Exercise brief: A single number is wanted: how many lines of the records below contain the word "image".
-=-=-=-=-
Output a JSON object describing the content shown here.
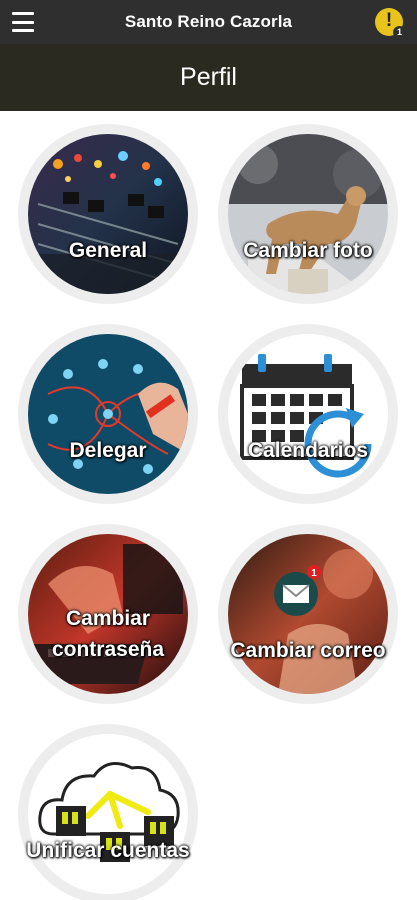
{
  "header": {
    "title": "Santo Reino Cazorla",
    "menu_icon": "hamburger-menu-icon",
    "alert_icon": "exclamation-icon",
    "alert_symbol": "!",
    "alert_count": "1"
  },
  "section": {
    "title": "Perfil"
  },
  "tiles": [
    {
      "id": "general",
      "label": "General",
      "icon": "mixing-console-image"
    },
    {
      "id": "change-photo",
      "label": "Cambiar foto",
      "icon": "puma-image"
    },
    {
      "id": "delegate",
      "label": "Delegar",
      "icon": "network-people-image"
    },
    {
      "id": "calendars",
      "label": "Calendarios",
      "icon": "calendar-refresh-image"
    },
    {
      "id": "change-password",
      "label": "Cambiar contraseña",
      "label_line1": "Cambiar",
      "label_line2": "contraseña",
      "icon": "keyboard-image"
    },
    {
      "id": "change-email",
      "label": "Cambiar correo",
      "icon": "email-notification-image",
      "badge": "1"
    },
    {
      "id": "merge-accounts",
      "label": "Unificar cuentas",
      "icon": "cloud-accounts-image"
    }
  ],
  "colors": {
    "appbar": "#2f2f2f",
    "section_bar": "#2a2a20",
    "tile_ring": "#ededed",
    "alert": "#e7c31c"
  }
}
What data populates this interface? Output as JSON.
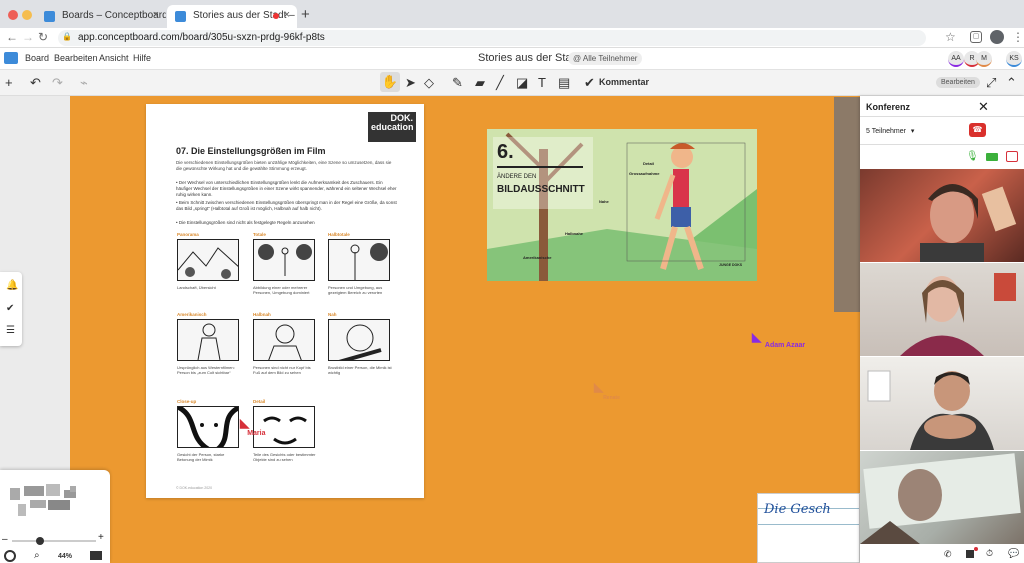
{
  "browser": {
    "tabs": [
      {
        "label": "Boards – Conceptboard"
      },
      {
        "label": "Stories aus der Stadt – Co"
      }
    ],
    "new_tab": "+",
    "url": "app.conceptboard.com/board/305u-sxzn-prdg-96kf-p8ts"
  },
  "app": {
    "menu": [
      "Board",
      "Bearbeiten",
      "Ansicht",
      "Hilfe"
    ],
    "board_title": "Stories aus der Stadt",
    "all_participants": "@ Alle Teilnehmer",
    "avatars": [
      "AA",
      "R",
      "M",
      "KS"
    ],
    "comment_label": "Kommentar",
    "edit_mode": "Bearbeiten"
  },
  "document": {
    "logo_line1": "DOK.",
    "logo_line2": "education",
    "title": "07. Die Einstellungsgrößen im Film",
    "intro": "Die verschiedenen Einstellungsgrößen bieten unzählige Möglichkeiten, eine Szene so umzusetzen, dass sie die gewünschte Wirkung hat und die gewählte Stimmung erzeugt.",
    "bullets": [
      "• Der Wechsel von unterschiedlichen Einstellungsgrößen lenkt die Aufmerksamkeit des Zuschauers. Ein häufiger Wechsel der Einstellungsgrößen in einer Szene wirkt spannender, während ein seltener Wechsel eher ruhig wirken kann.",
      "• Beim Schnitt zwischen verschiedenen Einstellungsgrößen überspringt man in der Regel eine Größe, da sonst das Bild „springt“ (Halbtotal auf Groß ist möglich, Halbnah auf halb nicht).",
      "• Die Einstellungsgrößen sind nicht als festgelegte Regeln anzusehen"
    ],
    "cells": [
      {
        "label": "Panorama",
        "caption": "Landschaft, Übersicht"
      },
      {
        "label": "Totale",
        "caption": "Abbildung einer oder mehrerer Personen, Umgebung dominiert"
      },
      {
        "label": "Halbtotale",
        "caption": "Personen und Umgebung, aus gezeigtem Bereich zu verorten"
      },
      {
        "label": "Amerikanisch",
        "caption": "Ursprünglich aus Westernfilmen: Person bis „zum Colt sichtbar“"
      },
      {
        "label": "Halbnah",
        "caption": "Personen sind nicht nur Kopf bis Fuß auf dem Bild zu sehen"
      },
      {
        "label": "Nah",
        "caption": "Brustbild einer Person, die Mimik ist wichtig"
      },
      {
        "label": "Close-up",
        "caption": "Gesicht der Person, starke Betonung der Mimik"
      },
      {
        "label": "Detail",
        "caption": "Teile des Gesichts oder bestimmter Objekte sind zu sehen"
      }
    ],
    "footer": "© DOK.education 2020"
  },
  "slide": {
    "number": "6.",
    "subtitle": "ÄNDERE DEN",
    "title": "BILDAUSSCHNITT",
    "labels": [
      "Detail",
      "Grossaufnahme",
      "Nahe",
      "Halbnahe",
      "Amerikanische"
    ],
    "brand": "JUNGE DOKS"
  },
  "cursors": [
    {
      "name": "Adam Azaar",
      "color": "#8a2be2"
    },
    {
      "name": "Maria",
      "color": "#d6303a"
    },
    {
      "name": "Renate",
      "color": "#e08a48"
    }
  ],
  "handwriting": "Die Gesch",
  "minimap": {
    "zoom": "44%"
  },
  "conference": {
    "title": "Konferenz",
    "participants": "5 Teilnehmer"
  }
}
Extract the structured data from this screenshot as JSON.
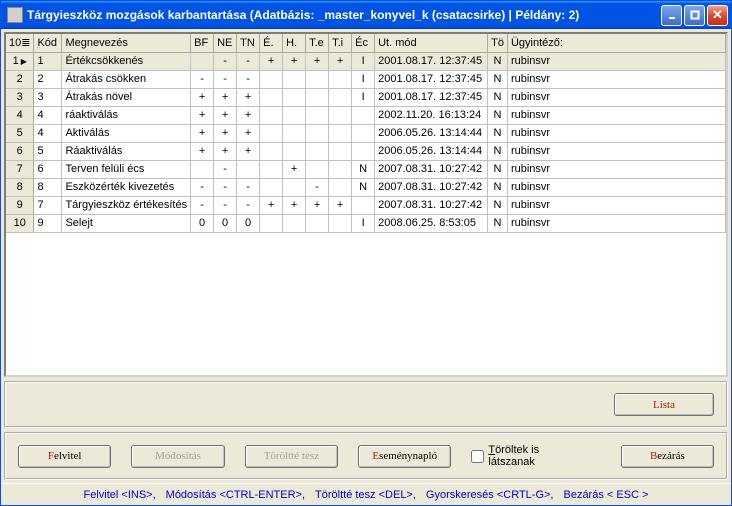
{
  "window": {
    "title": "Tárgyieszköz mozgások karbantartása   (Adatbázis:  _master_konyvel_k (csatacsirke)  |  Példány: 2)"
  },
  "columns": {
    "idx": "10≣",
    "kod": "Kód",
    "meg": "Megnevezés",
    "bf": "BF",
    "ne": "NE",
    "tn": "TN",
    "e": "É.",
    "h": "H.",
    "te": "T.e",
    "ti": "T.i",
    "ec": "Éc",
    "utm": "Ut. mód",
    "to": "Tö",
    "ugy": "Ügyintéző:"
  },
  "rows": [
    {
      "n": "1",
      "kod": "1",
      "meg": "Értékcsökkenés",
      "bf": "",
      "ne": "-",
      "tn": "-",
      "e": "+",
      "h": "+",
      "te": "+",
      "ti": "+",
      "ec": "I",
      "utm": "2001.08.17. 12:37:45",
      "to": "N",
      "ugy": "rubinsvr",
      "sel": true
    },
    {
      "n": "2",
      "kod": "2",
      "meg": "Átrakás csökken",
      "bf": "-",
      "ne": "-",
      "tn": "-",
      "e": "",
      "h": "",
      "te": "",
      "ti": "",
      "ec": "I",
      "utm": "2001.08.17. 12:37:45",
      "to": "N",
      "ugy": "rubinsvr"
    },
    {
      "n": "3",
      "kod": "3",
      "meg": "Átrakás növel",
      "bf": "+",
      "ne": "+",
      "tn": "+",
      "e": "",
      "h": "",
      "te": "",
      "ti": "",
      "ec": "I",
      "utm": "2001.08.17. 12:37:45",
      "to": "N",
      "ugy": "rubinsvr"
    },
    {
      "n": "4",
      "kod": "4",
      "meg": "ráaktiválás",
      "bf": "+",
      "ne": "+",
      "tn": "+",
      "e": "",
      "h": "",
      "te": "",
      "ti": "",
      "ec": "",
      "utm": "2002.11.20. 16:13:24",
      "to": "N",
      "ugy": "rubinsvr"
    },
    {
      "n": "5",
      "kod": "4",
      "meg": "Aktiválás",
      "bf": "+",
      "ne": "+",
      "tn": "+",
      "e": "",
      "h": "",
      "te": "",
      "ti": "",
      "ec": "",
      "utm": "2006.05.26. 13:14:44",
      "to": "N",
      "ugy": "rubinsvr"
    },
    {
      "n": "6",
      "kod": "5",
      "meg": "Ráaktiválás",
      "bf": "+",
      "ne": "+",
      "tn": "+",
      "e": "",
      "h": "",
      "te": "",
      "ti": "",
      "ec": "",
      "utm": "2006.05.26. 13:14:44",
      "to": "N",
      "ugy": "rubinsvr"
    },
    {
      "n": "7",
      "kod": "6",
      "meg": "Terven felüli écs",
      "bf": "",
      "ne": "-",
      "tn": "",
      "e": "",
      "h": "+",
      "te": "",
      "ti": "",
      "ec": "N",
      "utm": "2007.08.31. 10:27:42",
      "to": "N",
      "ugy": "rubinsvr"
    },
    {
      "n": "8",
      "kod": "8",
      "meg": "Eszközérték kivezetés",
      "bf": "-",
      "ne": "-",
      "tn": "-",
      "e": "",
      "h": "",
      "te": "-",
      "ti": "",
      "ec": "N",
      "utm": "2007.08.31. 10:27:42",
      "to": "N",
      "ugy": "rubinsvr"
    },
    {
      "n": "9",
      "kod": "7",
      "meg": "Tárgyieszköz értékesítés",
      "bf": "-",
      "ne": "-",
      "tn": "-",
      "e": "+",
      "h": "+",
      "te": "+",
      "ti": "+",
      "ec": "",
      "utm": "2007.08.31. 10:27:42",
      "to": "N",
      "ugy": "rubinsvr"
    },
    {
      "n": "10",
      "kod": "9",
      "meg": "Selejt",
      "bf": "0",
      "ne": "0",
      "tn": "0",
      "e": "",
      "h": "",
      "te": "",
      "ti": "",
      "ec": "I",
      "utm": "2008.06.25. 8:53:05",
      "to": "N",
      "ugy": "rubinsvr"
    }
  ],
  "buttons": {
    "lista": "Lista",
    "felvitel": "elvitel",
    "felvitel_a": "F",
    "modositas": "Módosítás",
    "torolte": "Töröltté tesz",
    "esemenynaplo": "seménynapló",
    "esemenynaplo_a": "E",
    "toroltek": "öröltek is látszanak",
    "toroltek_a": "T",
    "bezaras": "ezárás",
    "bezaras_a": "B"
  },
  "status": {
    "felvitel": "Felvitel <INS>,",
    "modositas": "Módosítás <CTRL-ENTER>,",
    "torolte": "Töröltté tesz <DEL>,",
    "gyors": "Gyorskeresés <CRTL-G>,",
    "bezaras": "Bezárás < ESC >"
  }
}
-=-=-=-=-
Response area: 7